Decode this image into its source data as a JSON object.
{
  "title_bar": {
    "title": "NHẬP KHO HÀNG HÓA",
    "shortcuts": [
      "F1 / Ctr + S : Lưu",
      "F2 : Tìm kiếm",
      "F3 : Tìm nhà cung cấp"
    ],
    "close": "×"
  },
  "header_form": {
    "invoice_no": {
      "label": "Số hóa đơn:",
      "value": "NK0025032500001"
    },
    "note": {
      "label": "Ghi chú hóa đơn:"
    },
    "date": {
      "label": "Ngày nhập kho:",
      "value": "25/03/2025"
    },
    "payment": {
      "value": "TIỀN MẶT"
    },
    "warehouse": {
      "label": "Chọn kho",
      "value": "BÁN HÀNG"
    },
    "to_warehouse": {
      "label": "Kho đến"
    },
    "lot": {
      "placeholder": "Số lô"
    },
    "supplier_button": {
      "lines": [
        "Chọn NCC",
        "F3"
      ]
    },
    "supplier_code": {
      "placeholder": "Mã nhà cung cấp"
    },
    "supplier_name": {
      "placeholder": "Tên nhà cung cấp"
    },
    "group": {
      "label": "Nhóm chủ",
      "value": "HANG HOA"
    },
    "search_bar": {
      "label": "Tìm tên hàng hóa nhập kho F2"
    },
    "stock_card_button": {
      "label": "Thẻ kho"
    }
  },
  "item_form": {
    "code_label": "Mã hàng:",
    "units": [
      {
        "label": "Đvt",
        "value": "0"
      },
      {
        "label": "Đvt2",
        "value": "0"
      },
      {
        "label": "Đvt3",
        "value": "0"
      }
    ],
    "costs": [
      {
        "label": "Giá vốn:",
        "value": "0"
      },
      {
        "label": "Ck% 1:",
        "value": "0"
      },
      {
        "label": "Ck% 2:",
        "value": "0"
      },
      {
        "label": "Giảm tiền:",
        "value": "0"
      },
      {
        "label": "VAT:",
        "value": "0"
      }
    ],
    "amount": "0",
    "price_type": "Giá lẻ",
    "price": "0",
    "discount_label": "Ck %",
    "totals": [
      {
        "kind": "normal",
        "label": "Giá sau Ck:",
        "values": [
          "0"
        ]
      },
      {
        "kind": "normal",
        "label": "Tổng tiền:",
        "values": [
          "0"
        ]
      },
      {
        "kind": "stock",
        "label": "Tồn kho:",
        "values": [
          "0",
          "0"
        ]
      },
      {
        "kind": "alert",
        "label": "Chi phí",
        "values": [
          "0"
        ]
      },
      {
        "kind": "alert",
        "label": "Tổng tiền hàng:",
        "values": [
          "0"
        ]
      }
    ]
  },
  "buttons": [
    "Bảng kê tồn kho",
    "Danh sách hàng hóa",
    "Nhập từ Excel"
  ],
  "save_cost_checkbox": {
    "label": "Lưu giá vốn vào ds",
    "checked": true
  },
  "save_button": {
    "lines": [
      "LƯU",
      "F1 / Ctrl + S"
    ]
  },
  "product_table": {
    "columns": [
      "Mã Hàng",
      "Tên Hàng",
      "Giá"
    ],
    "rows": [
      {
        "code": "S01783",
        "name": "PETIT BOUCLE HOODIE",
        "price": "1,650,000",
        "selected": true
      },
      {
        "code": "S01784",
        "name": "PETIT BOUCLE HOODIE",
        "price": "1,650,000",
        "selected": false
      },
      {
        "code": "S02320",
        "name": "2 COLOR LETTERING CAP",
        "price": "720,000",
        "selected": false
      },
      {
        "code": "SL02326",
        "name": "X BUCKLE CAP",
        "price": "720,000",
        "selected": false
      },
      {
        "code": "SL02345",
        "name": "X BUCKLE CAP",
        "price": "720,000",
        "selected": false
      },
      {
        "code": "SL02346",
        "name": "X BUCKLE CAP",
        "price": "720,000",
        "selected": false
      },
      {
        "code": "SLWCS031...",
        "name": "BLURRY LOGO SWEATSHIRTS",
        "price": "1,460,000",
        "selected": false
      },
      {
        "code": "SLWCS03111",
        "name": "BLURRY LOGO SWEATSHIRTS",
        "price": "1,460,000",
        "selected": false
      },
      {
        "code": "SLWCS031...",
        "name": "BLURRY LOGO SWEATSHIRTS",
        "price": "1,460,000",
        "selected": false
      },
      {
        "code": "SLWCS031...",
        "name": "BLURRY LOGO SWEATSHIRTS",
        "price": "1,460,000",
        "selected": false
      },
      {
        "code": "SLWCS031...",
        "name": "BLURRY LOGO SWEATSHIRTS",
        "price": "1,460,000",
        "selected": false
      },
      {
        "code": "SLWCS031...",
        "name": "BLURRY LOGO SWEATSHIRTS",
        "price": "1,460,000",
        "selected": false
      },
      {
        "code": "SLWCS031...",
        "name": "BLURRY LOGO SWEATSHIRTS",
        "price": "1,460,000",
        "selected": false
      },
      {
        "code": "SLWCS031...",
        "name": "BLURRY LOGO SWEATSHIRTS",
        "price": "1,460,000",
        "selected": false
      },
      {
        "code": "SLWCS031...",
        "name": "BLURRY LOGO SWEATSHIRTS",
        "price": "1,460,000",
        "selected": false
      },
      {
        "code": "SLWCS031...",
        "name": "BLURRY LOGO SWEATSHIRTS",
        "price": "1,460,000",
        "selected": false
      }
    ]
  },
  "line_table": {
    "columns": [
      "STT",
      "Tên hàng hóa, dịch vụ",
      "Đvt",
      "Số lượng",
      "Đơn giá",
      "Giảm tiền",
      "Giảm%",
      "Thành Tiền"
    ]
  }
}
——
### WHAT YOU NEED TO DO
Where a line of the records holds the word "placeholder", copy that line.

### REPLY TO THE EXERCISE
      "placeholder": "Số lô"
      "placeholder": "Mã nhà cung cấp"
      "placeholder": "Tên nhà cung cấp"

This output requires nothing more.